The problem: Go through the entries below. Copy each line in which "JSON" appears.
*** Provided material ***
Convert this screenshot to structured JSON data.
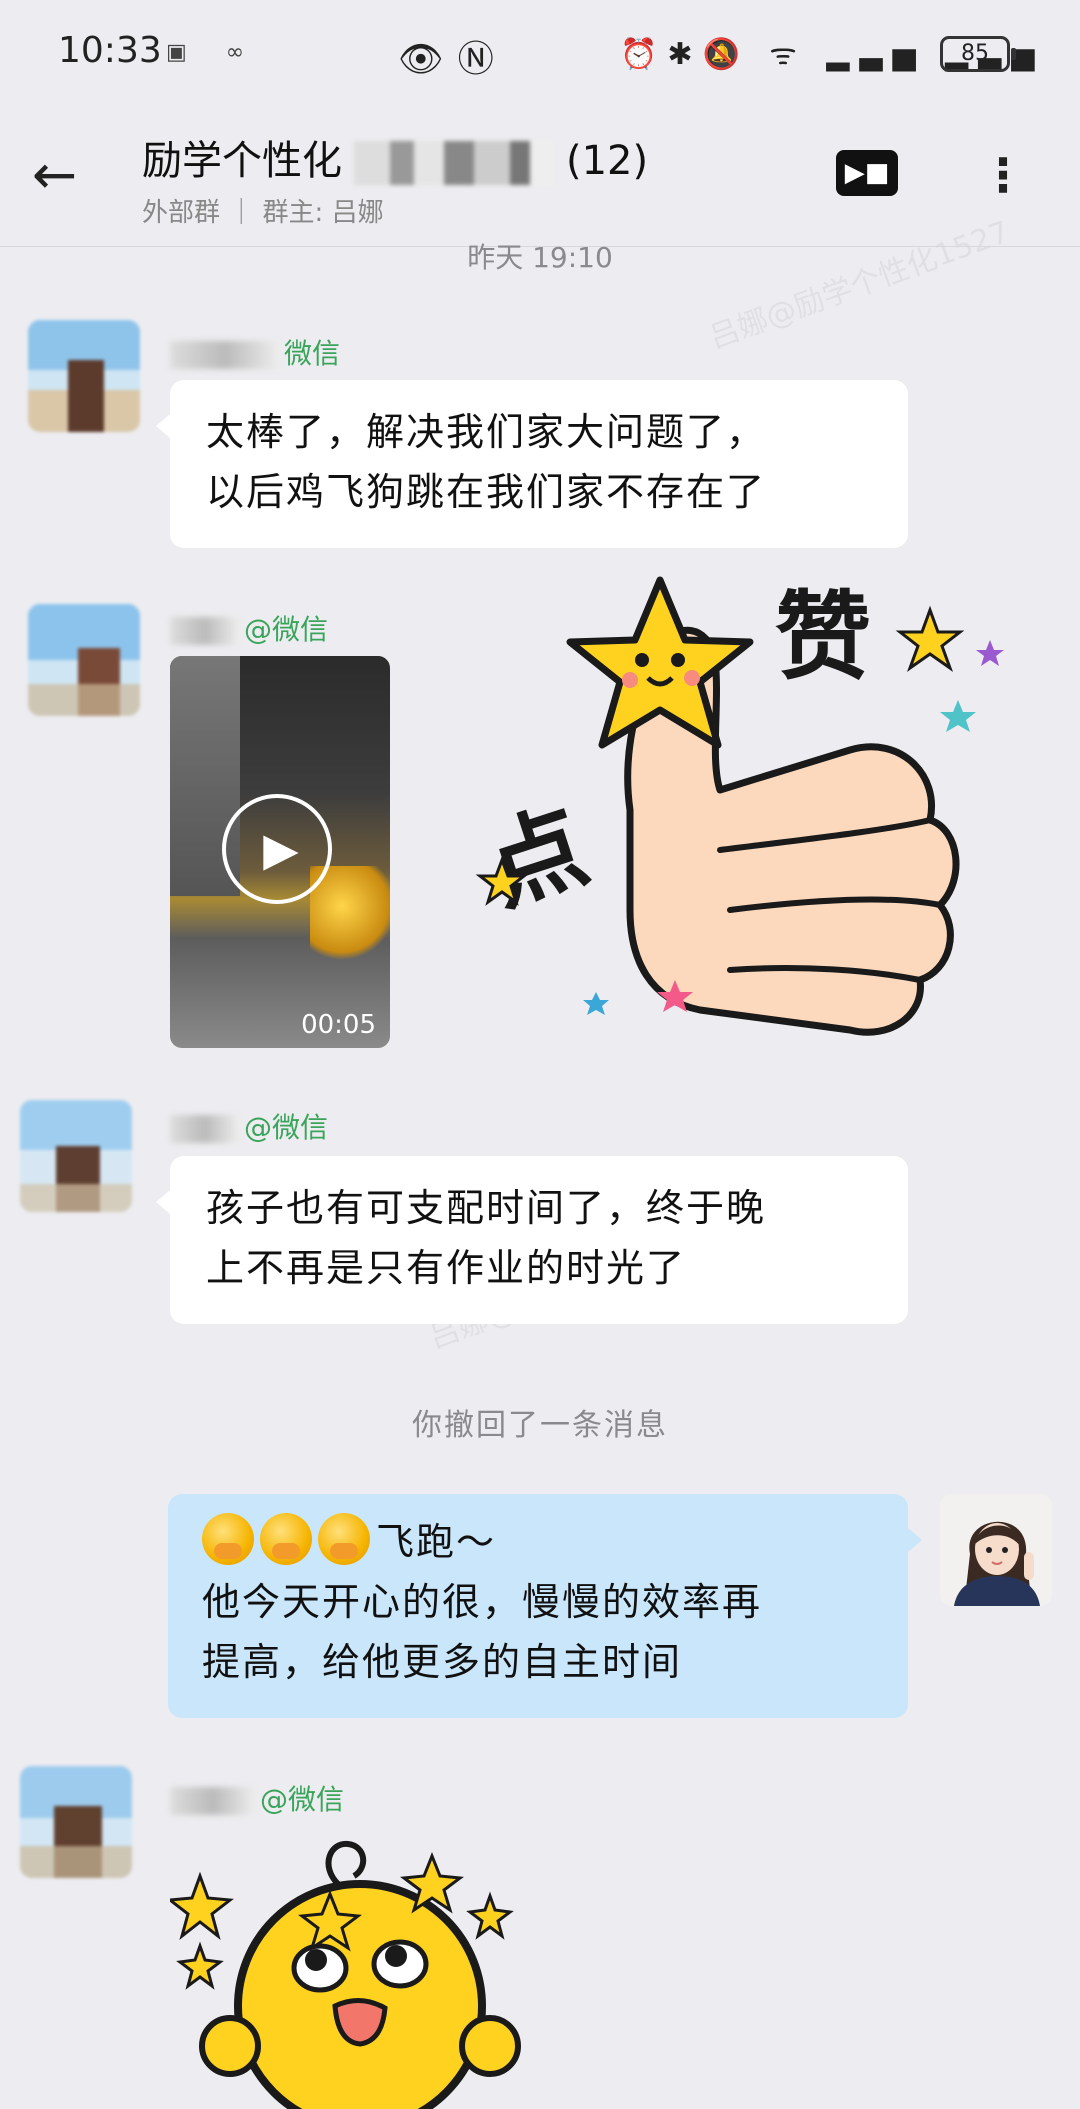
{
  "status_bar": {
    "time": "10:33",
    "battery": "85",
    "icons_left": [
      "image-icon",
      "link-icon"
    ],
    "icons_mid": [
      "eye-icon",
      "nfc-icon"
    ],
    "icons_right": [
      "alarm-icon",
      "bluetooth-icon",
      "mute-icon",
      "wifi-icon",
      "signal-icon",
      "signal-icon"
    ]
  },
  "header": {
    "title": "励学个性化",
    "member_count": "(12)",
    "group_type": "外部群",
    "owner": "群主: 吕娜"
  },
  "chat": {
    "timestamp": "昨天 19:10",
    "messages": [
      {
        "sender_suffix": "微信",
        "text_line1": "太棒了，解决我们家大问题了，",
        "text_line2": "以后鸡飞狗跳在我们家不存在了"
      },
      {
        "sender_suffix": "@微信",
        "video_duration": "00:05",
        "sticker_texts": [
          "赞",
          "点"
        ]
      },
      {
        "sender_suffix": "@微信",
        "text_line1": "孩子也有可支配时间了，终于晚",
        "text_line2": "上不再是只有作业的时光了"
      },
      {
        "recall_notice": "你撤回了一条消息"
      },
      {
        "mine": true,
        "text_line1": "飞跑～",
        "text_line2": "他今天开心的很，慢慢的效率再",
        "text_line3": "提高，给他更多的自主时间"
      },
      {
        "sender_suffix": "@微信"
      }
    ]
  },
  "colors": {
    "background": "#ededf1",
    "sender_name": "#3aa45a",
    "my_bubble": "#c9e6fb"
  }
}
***
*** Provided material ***
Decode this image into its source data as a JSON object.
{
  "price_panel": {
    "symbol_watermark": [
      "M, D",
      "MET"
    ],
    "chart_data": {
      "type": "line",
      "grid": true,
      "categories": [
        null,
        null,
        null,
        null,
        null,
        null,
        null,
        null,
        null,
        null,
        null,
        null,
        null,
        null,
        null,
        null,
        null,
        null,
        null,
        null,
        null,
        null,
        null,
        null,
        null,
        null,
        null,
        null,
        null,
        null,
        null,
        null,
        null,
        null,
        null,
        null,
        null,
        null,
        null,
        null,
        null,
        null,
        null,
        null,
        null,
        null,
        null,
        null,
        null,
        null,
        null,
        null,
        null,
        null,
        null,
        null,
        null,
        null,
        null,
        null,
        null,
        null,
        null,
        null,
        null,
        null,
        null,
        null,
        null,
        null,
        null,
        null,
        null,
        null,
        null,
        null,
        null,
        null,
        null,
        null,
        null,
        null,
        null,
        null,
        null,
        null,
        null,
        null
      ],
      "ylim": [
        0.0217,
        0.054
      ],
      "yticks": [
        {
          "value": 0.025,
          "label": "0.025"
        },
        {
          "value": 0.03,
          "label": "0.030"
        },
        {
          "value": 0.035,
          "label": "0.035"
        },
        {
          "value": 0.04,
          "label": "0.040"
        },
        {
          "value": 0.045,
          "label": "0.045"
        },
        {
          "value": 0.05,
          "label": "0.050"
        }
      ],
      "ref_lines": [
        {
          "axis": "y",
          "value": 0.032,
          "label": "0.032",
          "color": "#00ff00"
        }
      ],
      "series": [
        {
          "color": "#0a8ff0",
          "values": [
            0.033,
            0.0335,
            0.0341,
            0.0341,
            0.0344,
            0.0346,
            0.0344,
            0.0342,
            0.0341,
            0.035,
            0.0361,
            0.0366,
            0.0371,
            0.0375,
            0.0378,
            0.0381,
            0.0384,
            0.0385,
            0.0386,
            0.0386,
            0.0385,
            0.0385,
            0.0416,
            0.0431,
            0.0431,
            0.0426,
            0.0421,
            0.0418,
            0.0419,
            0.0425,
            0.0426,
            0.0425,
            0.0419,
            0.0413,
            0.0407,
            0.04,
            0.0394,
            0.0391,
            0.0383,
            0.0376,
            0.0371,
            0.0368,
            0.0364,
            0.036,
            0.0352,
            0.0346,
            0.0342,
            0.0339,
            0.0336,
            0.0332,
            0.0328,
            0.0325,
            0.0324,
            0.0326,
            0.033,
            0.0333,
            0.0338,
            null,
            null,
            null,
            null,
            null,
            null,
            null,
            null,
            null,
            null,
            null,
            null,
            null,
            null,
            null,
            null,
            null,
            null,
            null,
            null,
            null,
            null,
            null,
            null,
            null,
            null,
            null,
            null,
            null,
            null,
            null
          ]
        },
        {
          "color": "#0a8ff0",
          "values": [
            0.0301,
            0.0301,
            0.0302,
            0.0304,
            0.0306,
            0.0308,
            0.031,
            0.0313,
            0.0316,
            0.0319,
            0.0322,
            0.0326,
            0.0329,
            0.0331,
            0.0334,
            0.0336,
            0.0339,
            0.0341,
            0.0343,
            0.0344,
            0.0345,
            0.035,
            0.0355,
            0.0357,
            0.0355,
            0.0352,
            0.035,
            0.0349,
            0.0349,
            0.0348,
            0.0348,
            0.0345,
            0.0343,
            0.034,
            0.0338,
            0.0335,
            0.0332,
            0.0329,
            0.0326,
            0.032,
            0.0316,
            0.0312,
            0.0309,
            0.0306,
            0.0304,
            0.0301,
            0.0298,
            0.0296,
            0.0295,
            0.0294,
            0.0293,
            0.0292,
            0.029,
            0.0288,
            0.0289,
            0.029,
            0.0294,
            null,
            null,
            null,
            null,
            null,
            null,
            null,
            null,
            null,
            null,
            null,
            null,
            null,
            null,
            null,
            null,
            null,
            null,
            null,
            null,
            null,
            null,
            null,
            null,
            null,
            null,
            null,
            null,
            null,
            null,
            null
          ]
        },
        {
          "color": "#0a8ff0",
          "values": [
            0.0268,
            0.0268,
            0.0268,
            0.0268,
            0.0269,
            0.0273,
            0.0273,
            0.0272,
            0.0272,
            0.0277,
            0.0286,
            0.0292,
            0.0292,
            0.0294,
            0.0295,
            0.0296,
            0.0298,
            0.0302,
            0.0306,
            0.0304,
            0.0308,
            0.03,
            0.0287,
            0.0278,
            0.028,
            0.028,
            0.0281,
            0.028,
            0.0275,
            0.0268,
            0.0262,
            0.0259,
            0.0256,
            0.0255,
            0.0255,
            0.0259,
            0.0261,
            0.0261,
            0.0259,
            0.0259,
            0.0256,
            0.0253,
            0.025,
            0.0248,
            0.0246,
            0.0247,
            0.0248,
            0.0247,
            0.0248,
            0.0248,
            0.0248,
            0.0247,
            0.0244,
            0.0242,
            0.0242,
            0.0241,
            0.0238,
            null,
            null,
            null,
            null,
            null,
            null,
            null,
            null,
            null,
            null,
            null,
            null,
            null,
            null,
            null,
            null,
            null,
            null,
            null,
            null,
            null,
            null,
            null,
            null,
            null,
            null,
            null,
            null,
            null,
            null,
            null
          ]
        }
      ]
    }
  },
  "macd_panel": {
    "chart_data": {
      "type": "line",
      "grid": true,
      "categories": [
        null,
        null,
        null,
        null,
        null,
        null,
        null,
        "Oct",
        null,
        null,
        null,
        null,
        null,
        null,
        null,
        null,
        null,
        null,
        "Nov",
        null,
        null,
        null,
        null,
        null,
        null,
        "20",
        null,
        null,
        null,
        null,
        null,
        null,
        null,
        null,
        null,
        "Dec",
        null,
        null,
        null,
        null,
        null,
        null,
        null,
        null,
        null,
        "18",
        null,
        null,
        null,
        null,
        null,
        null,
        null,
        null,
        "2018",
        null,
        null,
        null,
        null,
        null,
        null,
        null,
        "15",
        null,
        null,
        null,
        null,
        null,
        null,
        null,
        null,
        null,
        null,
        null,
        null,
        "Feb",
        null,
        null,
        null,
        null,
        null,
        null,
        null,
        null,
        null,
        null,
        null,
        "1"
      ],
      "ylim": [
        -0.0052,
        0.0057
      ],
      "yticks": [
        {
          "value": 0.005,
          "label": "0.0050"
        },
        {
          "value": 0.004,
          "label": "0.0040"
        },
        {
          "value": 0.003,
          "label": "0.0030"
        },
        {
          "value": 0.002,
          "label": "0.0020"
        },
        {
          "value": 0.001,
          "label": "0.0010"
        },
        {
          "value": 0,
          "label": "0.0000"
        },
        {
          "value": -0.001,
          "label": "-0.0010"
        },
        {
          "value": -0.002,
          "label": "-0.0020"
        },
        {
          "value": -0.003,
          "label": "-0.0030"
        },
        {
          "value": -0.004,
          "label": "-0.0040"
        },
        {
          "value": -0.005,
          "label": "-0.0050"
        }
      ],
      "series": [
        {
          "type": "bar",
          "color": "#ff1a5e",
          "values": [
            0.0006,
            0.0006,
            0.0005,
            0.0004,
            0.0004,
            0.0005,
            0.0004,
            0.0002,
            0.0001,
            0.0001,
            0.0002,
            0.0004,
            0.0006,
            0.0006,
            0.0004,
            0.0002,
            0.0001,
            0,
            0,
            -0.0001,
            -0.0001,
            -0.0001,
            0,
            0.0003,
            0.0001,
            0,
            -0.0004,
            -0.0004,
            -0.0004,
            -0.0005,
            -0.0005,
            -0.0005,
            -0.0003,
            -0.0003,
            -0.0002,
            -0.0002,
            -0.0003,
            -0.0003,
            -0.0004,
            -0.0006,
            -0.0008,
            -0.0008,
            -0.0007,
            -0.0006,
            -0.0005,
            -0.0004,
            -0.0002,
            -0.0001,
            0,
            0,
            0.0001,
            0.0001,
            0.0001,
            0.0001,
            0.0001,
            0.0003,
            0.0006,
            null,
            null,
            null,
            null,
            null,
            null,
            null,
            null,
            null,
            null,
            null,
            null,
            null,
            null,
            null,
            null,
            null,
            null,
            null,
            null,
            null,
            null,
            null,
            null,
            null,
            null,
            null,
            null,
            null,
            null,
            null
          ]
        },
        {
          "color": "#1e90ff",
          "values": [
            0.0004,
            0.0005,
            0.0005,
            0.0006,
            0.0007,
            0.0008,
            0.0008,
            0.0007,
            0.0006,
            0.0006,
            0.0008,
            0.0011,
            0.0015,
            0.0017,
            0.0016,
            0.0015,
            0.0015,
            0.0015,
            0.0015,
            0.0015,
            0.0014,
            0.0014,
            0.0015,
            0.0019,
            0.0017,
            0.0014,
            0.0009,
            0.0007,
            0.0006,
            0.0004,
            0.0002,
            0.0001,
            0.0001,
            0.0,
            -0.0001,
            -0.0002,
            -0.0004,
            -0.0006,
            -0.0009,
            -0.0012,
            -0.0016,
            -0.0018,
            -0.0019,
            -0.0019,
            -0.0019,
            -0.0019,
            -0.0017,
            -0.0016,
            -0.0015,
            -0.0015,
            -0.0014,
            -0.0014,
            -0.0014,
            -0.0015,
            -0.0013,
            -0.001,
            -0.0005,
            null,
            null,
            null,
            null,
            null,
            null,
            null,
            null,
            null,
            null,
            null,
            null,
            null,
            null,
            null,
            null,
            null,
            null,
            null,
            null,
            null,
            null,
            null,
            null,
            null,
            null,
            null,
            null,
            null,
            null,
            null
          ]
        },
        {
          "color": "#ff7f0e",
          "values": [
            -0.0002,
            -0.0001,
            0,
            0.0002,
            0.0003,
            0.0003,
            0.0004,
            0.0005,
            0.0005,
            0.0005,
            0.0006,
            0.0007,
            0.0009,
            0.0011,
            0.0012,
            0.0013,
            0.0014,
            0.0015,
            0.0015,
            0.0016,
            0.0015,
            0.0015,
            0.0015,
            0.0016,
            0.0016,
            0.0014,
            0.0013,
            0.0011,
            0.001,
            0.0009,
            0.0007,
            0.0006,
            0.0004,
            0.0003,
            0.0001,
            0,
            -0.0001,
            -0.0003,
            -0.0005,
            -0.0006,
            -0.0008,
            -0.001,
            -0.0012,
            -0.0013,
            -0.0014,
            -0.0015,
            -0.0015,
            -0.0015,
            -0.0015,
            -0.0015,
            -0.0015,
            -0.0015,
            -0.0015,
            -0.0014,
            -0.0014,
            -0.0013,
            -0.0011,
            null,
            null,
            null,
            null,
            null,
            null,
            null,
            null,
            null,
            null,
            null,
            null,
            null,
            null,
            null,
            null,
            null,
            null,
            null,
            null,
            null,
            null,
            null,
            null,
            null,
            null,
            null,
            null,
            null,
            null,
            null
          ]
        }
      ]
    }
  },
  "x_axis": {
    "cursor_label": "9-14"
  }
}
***
Response box:
Convert this screenshot to structured JSON data.
Decode this image into its source data as a JSON object.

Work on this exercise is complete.